Heat the butter in a large sauté pan over medium-high heat. When the butter is melted and bubbling, add the mushrooms, tossing to coat evenly with the butter. Add the remaining ¼ teaspoon salt and the pinch of pepper. Cook until the mushrooms have released their liquid. Continue cooking until the liquid has evaporated and the mushrooms are starting to caramelize. Add the remaining 1 tablespoon garlic during the last few minutes of cooking. Remove from the heat and hold in a warm place.

Toast the bread under a broiler or in a toaster. While the slices are still warm, rub the toasted surface with the whole garlic clove.

Spread the toasts with about 2 tablespoonfuls of the ricotta mixture. Divide the warm mushrooms amongst the toasts. Drizzle with the oil, then finish with a sprinkling of fleur de sell and the remaining 2 tablespoons of parsley.

Tips and Techniques

The ricotta mixture can be made up to a day ahead and refrigerated. Remove from the refrigerator 1 hour before serving. Have the soup warm and the ricotta mixture ready before toasting the bread slices. They are best just out of the oven or toaster.

 

 

 

Substitutions and Variations

For the soup, you can substitute the "tamed" button, cremini, or portobello mushrooms for the wild meadow mushrooms. Almost any wild mushroom can be substituted in the is recipe.

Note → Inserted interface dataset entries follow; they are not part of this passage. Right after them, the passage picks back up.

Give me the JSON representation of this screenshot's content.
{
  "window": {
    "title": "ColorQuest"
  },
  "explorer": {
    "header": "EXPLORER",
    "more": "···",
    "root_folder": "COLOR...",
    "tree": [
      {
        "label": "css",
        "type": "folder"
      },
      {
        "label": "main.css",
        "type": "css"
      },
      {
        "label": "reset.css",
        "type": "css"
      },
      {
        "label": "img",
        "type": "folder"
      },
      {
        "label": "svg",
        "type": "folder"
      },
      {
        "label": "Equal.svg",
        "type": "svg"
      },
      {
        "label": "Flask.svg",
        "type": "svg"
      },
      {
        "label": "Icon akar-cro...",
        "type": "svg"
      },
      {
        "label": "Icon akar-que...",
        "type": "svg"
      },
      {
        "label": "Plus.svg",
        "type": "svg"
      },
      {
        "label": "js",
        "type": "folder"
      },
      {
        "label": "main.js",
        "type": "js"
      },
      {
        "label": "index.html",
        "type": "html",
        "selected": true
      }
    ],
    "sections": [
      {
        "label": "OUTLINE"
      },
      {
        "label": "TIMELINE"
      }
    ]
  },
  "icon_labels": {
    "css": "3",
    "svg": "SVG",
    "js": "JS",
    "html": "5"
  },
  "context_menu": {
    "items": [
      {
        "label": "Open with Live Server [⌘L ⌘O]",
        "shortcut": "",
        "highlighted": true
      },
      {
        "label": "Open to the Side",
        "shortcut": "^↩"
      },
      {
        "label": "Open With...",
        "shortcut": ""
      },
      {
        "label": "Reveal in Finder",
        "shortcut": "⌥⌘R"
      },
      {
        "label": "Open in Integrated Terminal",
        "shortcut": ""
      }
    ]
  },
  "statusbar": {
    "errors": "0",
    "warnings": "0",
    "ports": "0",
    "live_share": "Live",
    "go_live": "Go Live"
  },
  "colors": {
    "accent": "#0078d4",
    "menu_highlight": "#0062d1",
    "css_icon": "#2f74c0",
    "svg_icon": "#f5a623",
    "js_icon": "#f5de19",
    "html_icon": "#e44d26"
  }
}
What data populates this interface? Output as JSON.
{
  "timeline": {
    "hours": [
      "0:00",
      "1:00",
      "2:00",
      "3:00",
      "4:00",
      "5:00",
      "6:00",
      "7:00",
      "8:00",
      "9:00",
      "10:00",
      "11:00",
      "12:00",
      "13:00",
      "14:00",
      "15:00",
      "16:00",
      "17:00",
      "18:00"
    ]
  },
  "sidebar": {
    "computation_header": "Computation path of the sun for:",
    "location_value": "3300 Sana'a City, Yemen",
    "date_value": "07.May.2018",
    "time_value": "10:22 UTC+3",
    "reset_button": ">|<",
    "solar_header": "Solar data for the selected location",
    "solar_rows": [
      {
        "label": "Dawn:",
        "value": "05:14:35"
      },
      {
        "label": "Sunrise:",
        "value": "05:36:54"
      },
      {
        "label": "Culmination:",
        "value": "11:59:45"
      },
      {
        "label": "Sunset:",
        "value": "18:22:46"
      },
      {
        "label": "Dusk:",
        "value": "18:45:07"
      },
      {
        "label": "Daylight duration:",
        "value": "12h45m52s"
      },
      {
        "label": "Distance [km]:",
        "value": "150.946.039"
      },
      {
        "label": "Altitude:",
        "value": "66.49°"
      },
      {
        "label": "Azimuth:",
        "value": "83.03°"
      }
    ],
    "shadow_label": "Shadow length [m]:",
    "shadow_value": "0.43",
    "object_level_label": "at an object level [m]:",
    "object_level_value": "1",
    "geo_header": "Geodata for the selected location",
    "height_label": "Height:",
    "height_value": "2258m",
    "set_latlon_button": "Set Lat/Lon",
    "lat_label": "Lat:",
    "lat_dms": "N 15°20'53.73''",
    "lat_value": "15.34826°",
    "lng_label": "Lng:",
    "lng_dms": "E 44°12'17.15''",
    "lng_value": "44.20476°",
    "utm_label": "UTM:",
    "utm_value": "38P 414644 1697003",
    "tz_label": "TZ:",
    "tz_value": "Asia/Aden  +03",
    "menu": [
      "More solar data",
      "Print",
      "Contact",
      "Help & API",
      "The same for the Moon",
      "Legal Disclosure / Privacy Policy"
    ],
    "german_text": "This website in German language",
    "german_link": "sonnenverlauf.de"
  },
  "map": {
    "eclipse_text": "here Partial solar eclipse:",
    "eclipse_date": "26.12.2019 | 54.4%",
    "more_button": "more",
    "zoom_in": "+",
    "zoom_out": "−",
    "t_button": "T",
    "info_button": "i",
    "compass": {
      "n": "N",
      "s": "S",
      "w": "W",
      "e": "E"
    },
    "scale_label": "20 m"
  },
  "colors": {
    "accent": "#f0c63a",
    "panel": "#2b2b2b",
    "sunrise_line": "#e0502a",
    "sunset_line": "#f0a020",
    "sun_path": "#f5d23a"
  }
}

Use all of one kind, or mix them half wild and half cultivated.

You can use chicken broth, beef broth, or canned mushroom broth for the homemade broth in the recipe.

For the tartines, any wild mushroom will work beautifully.